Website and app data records

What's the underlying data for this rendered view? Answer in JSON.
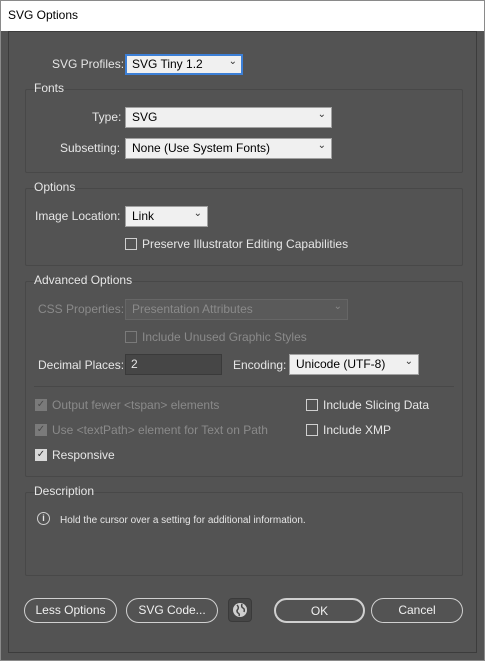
{
  "window": {
    "title": "SVG Options"
  },
  "svg_profiles": {
    "label": "SVG Profiles:",
    "value": "SVG Tiny 1.2"
  },
  "fonts": {
    "title": "Fonts",
    "type_label": "Type:",
    "type_value": "SVG",
    "subsetting_label": "Subsetting:",
    "subsetting_value": "None (Use System Fonts)"
  },
  "options": {
    "title": "Options",
    "image_location_label": "Image Location:",
    "image_location_value": "Link",
    "preserve_label": "Preserve Illustrator Editing Capabilities",
    "preserve_checked": false
  },
  "advanced": {
    "title": "Advanced Options",
    "css_label": "CSS Properties:",
    "css_value": "Presentation Attributes",
    "unused_styles_label": "Include Unused Graphic Styles",
    "decimal_label": "Decimal Places:",
    "decimal_value": "2",
    "encoding_label": "Encoding:",
    "encoding_value": "Unicode (UTF-8)",
    "fewer_tspan_label": "Output fewer <tspan> elements",
    "textpath_label": "Use <textPath> element for Text on Path",
    "responsive_label": "Responsive",
    "slicing_label": "Include Slicing Data",
    "xmp_label": "Include XMP"
  },
  "description": {
    "title": "Description",
    "text": "Hold the cursor over a setting for additional information."
  },
  "buttons": {
    "less_options": "Less Options",
    "svg_code": "SVG Code...",
    "ok": "OK",
    "cancel": "Cancel"
  },
  "icons": {
    "chevron": "chevron-down-icon",
    "check": "check-icon",
    "info": "info-icon",
    "globe": "globe-icon"
  }
}
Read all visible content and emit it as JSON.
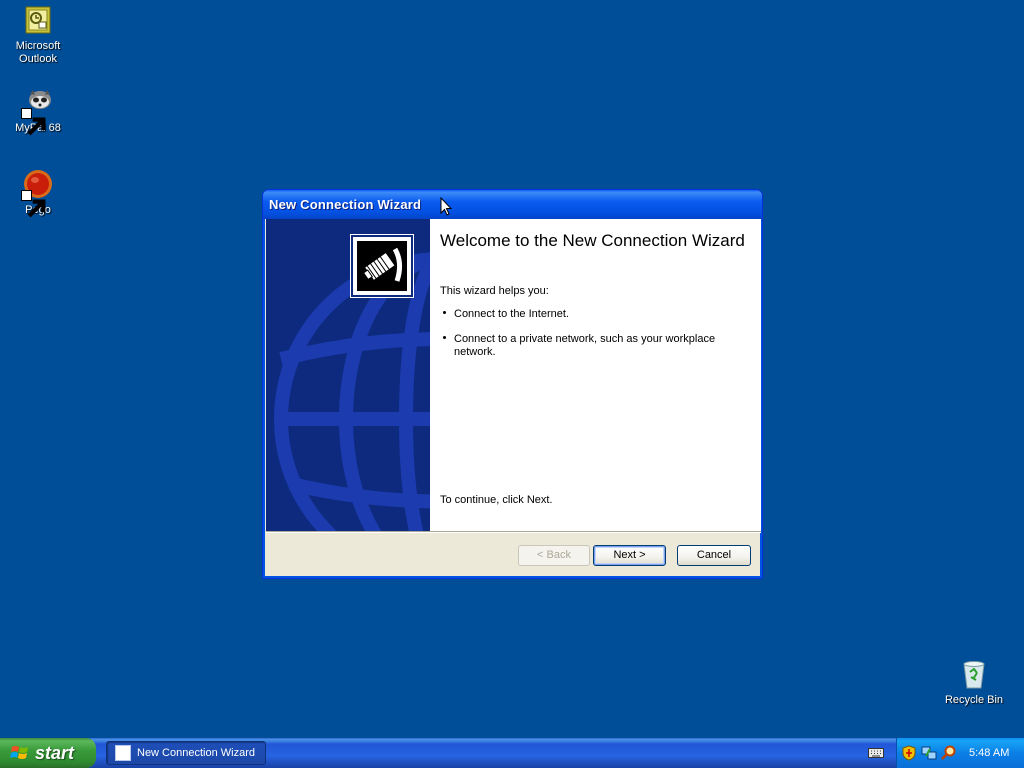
{
  "desktop": {
    "icons": [
      {
        "label": "Microsoft\nOutlook",
        "icon": "outlook-icon"
      },
      {
        "label": "MyPal 68",
        "icon": "mypal-icon"
      },
      {
        "label": "Pego",
        "icon": "pego-icon"
      },
      {
        "label": "Recycle Bin",
        "icon": "recycle-bin-icon"
      }
    ],
    "background_color": "#004e98"
  },
  "wizard": {
    "title": "New Connection Wizard",
    "heading": "Welcome to the New Connection Wizard",
    "intro": "This wizard helps you:",
    "bullets": [
      "Connect to the Internet.",
      "Connect to a private network, such as your workplace network."
    ],
    "continue_text": "To continue, click Next.",
    "buttons": {
      "back": "< Back",
      "next": "Next >",
      "cancel": "Cancel"
    },
    "back_enabled": false,
    "icon": "network-cable-icon"
  },
  "taskbar": {
    "start_label": "start",
    "task_item_label": "New Connection Wizard",
    "clock": "5:48 AM",
    "tray_icons": [
      "security-shield-icon",
      "network-icon",
      "search-icon"
    ]
  }
}
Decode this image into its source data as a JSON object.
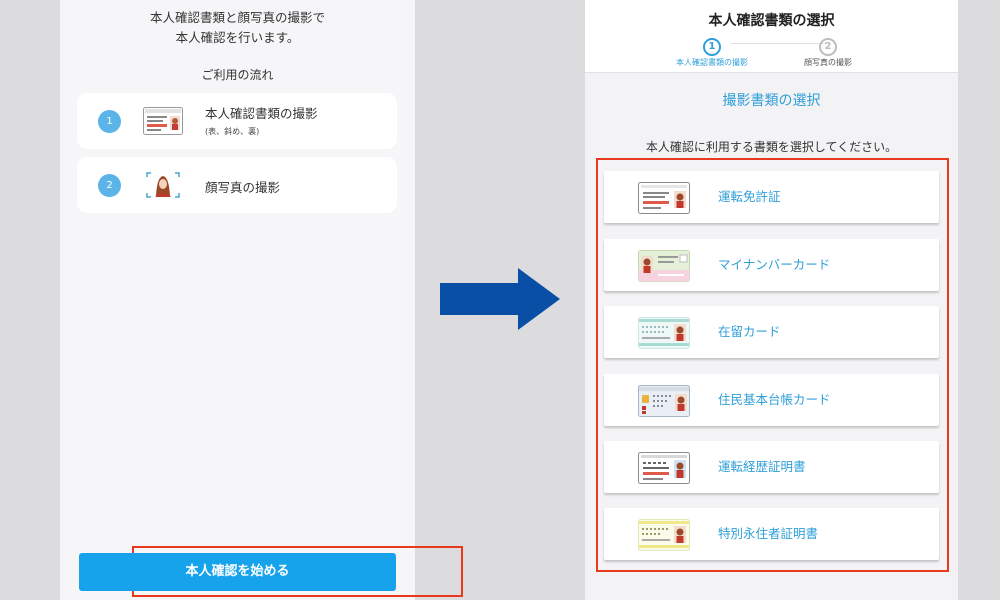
{
  "left": {
    "intro_line1": "本人確認書類と顔写真の撮影で",
    "intro_line2": "本人確認を行います。",
    "flow_title": "ご利用の流れ",
    "steps": [
      {
        "num": "1",
        "label": "本人確認書類の撮影",
        "sub": "(表、斜め、裏)",
        "icon": "id-card-icon"
      },
      {
        "num": "2",
        "label": "顔写真の撮影",
        "icon": "face-photo-icon"
      }
    ],
    "start_button": "本人確認を始める"
  },
  "right": {
    "title": "本人確認書類の選択",
    "steps": [
      {
        "num": "1",
        "label": "本人確認書類の撮影",
        "state": "active"
      },
      {
        "num": "2",
        "label": "顔写真の撮影",
        "state": "inactive"
      }
    ],
    "section_title": "撮影書類の選択",
    "instruction": "本人確認に利用する書類を選択してください。",
    "documents": [
      {
        "label": "運転免許証",
        "icon": "drivers-license-icon"
      },
      {
        "label": "マイナンバーカード",
        "icon": "my-number-card-icon"
      },
      {
        "label": "在留カード",
        "icon": "residence-card-icon"
      },
      {
        "label": "住民基本台帳カード",
        "icon": "resident-registry-card-icon"
      },
      {
        "label": "運転経歴証明書",
        "icon": "driving-history-certificate-icon"
      },
      {
        "label": "特別永住者証明書",
        "icon": "special-permanent-resident-certificate-icon"
      }
    ]
  },
  "colors": {
    "accent_blue": "#2f9fd8",
    "button_blue": "#16a3ec",
    "highlight_red": "#e8391e",
    "arrow_blue": "#0a4fa6",
    "step_circle": "#5ab4e8"
  }
}
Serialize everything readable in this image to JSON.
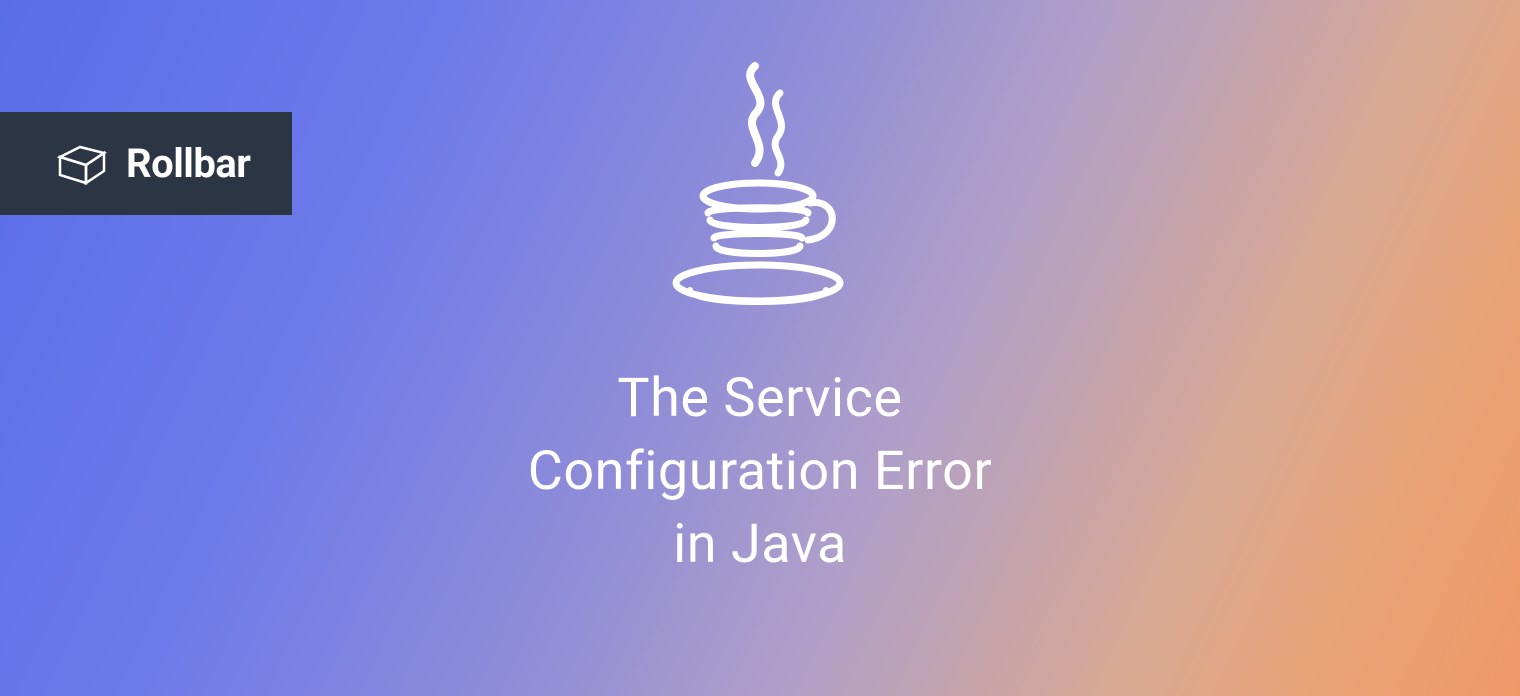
{
  "badge": {
    "brand_name": "Rollbar"
  },
  "title": {
    "line1": "The Service",
    "line2": "Configuration Error",
    "line3": "in Java"
  }
}
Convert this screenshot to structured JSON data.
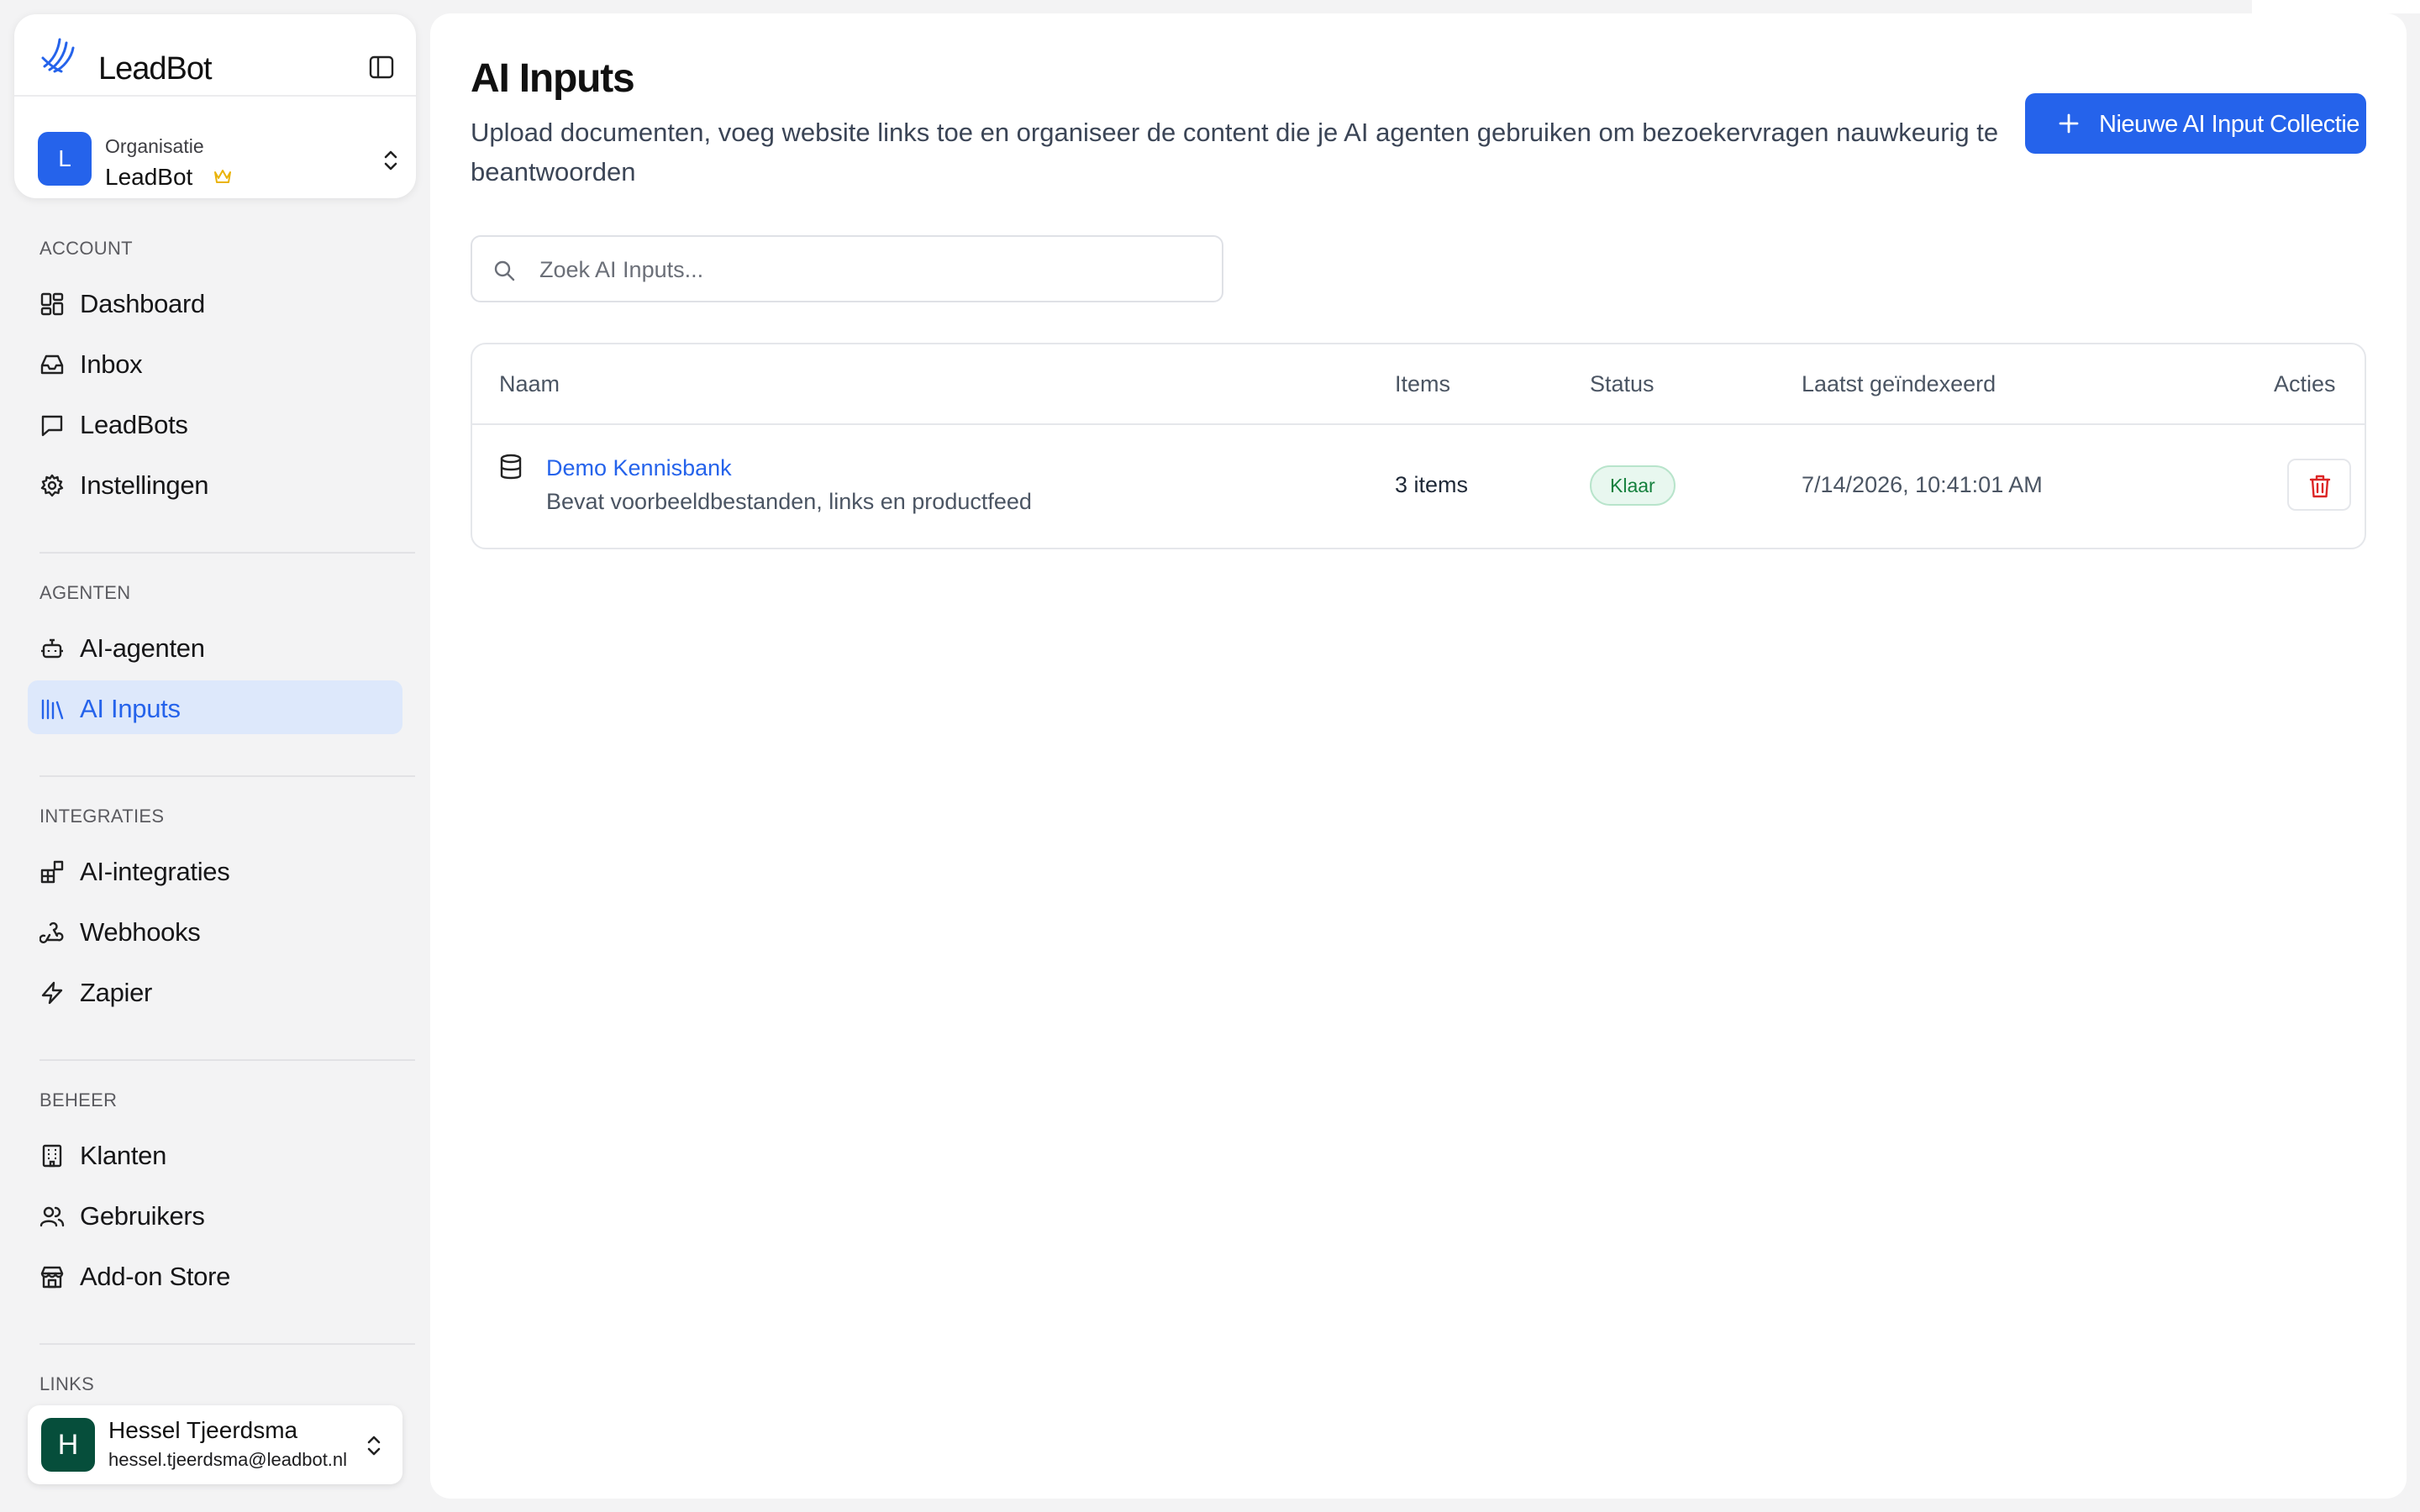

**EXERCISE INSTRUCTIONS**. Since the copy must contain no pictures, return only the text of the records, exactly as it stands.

**REPLY TO THE TASK**.
What's the underlying data for this rendered view? Answer in JSON.
{
  "window": {
    "title": "SVG Options"
  },
  "svg_profiles": {
    "label": "SVG Profiles:",
    "value": "SVG Tiny 1.2"
  },
  "fonts": {
    "title": "Fonts",
    "type_label": "Type:",
    "type_value": "SVG",
    "subsetting_label": "Subsetting:",
    "subsetting_value": "None (Use System Fonts)"
  },
  "options": {
    "title": "Options",
    "image_location_label": "Image Location:",
    "image_location_value": "Link",
    "preserve_label": "Preserve Illustrator Editing Capabilities",
    "preserve_checked": false
  },
  "advanced": {
    "title": "Advanced Options",
    "css_label": "CSS Properties:",
    "css_value": "Presentation Attributes",
    "unused_styles_label": "Include Unused Graphic Styles",
    "decimal_label": "Decimal Places:",
    "decimal_value": "2",
    "encoding_label": "Encoding:",
    "encoding_value": "Unicode (UTF-8)",
    "fewer_tspan_label": "Output fewer <tspan> elements",
    "textpath_label": "Use <textPath> element for Text on Path",
    "responsive_label": "Responsive",
    "slicing_label": "Include Slicing Data",
    "xmp_label": "Include XMP"
  },
  "description": {
    "title": "Description",
    "text": "Hold the cursor over a setting for additional information."
  },
  "buttons": {
    "less_options": "Less Options",
    "svg_code": "SVG Code...",
    "ok": "OK",
    "cancel": "Cancel"
  },
  "icons": {
    "chevron": "chevron-down-icon",
    "check": "check-icon",
    "info": "info-icon",
    "globe": "globe-icon"
  }
}
Read all visible content and emit it as JSON.
{
  "desktop": {
    "icons": [
      {
        "label": "Microsoft\nOutlook",
        "icon": "outlook-icon"
      },
      {
        "label": "MyPal 68",
        "icon": "mypal-icon"
      },
      {
        "label": "Pego",
        "icon": "pego-icon"
      },
      {
        "label": "Recycle Bin",
        "icon": "recycle-bin-icon"
      }
    ],
    "background_color": "#004e98"
  },
  "wizard": {
    "title": "New Connection Wizard",
    "heading": "Welcome to the New Connection Wizard",
    "intro": "This wizard helps you:",
    "bullets": [
      "Connect to the Internet.",
      "Connect to a private network, such as your workplace network."
    ],
    "continue_text": "To continue, click Next.",
    "buttons": {
      "back": "< Back",
      "next": "Next >",
      "cancel": "Cancel"
    },
    "back_enabled": false,
    "icon": "network-cable-icon"
  },
  "taskbar": {
    "start_label": "start",
    "task_item_label": "New Connection Wizard",
    "clock": "5:48 AM",
    "tray_icons": [
      "security-shield-icon",
      "network-icon",
      "search-icon"
    ]
  }
}
Decode this image into its source data as a JSON object.
{
  "left": {
    "intro_line1": "本人確認書類と顔写真の撮影で",
    "intro_line2": "本人確認を行います。",
    "flow_title": "ご利用の流れ",
    "steps": [
      {
        "num": "1",
        "label": "本人確認書類の撮影",
        "sub": "(表、斜め、裏)",
        "icon": "id-card-icon"
      },
      {
        "num": "2",
        "label": "顔写真の撮影",
        "icon": "face-photo-icon"
      }
    ],
    "start_button": "本人確認を始める"
  },
  "right": {
    "title": "本人確認書類の選択",
    "steps": [
      {
        "num": "1",
        "label": "本人確認書類の撮影",
        "state": "active"
      },
      {
        "num": "2",
        "label": "顔写真の撮影",
        "state": "inactive"
      }
    ],
    "section_title": "撮影書類の選択",
    "instruction": "本人確認に利用する書類を選択してください。",
    "documents": [
      {
        "label": "運転免許証",
        "icon": "drivers-license-icon"
      },
      {
        "label": "マイナンバーカード",
        "icon": "my-number-card-icon"
      },
      {
        "label": "在留カード",
        "icon": "residence-card-icon"
      },
      {
        "label": "住民基本台帳カード",
        "icon": "resident-registry-card-icon"
      },
      {
        "label": "運転経歴証明書",
        "icon": "driving-history-certificate-icon"
      },
      {
        "label": "特別永住者証明書",
        "icon": "special-permanent-resident-certificate-icon"
      }
    ]
  },
  "colors": {
    "accent_blue": "#2f9fd8",
    "button_blue": "#16a3ec",
    "highlight_red": "#e8391e",
    "arrow_blue": "#0a4fa6",
    "step_circle": "#5ab4e8"
  }
}
Serialize everything readable in this image to JSON.
{
  "badge": {
    "brand_name": "Rollbar"
  },
  "title": {
    "line1": "The Service",
    "line2": "Configuration Error",
    "line3": "in Java"
  }
}
Convert this screenshot to structured JSON data.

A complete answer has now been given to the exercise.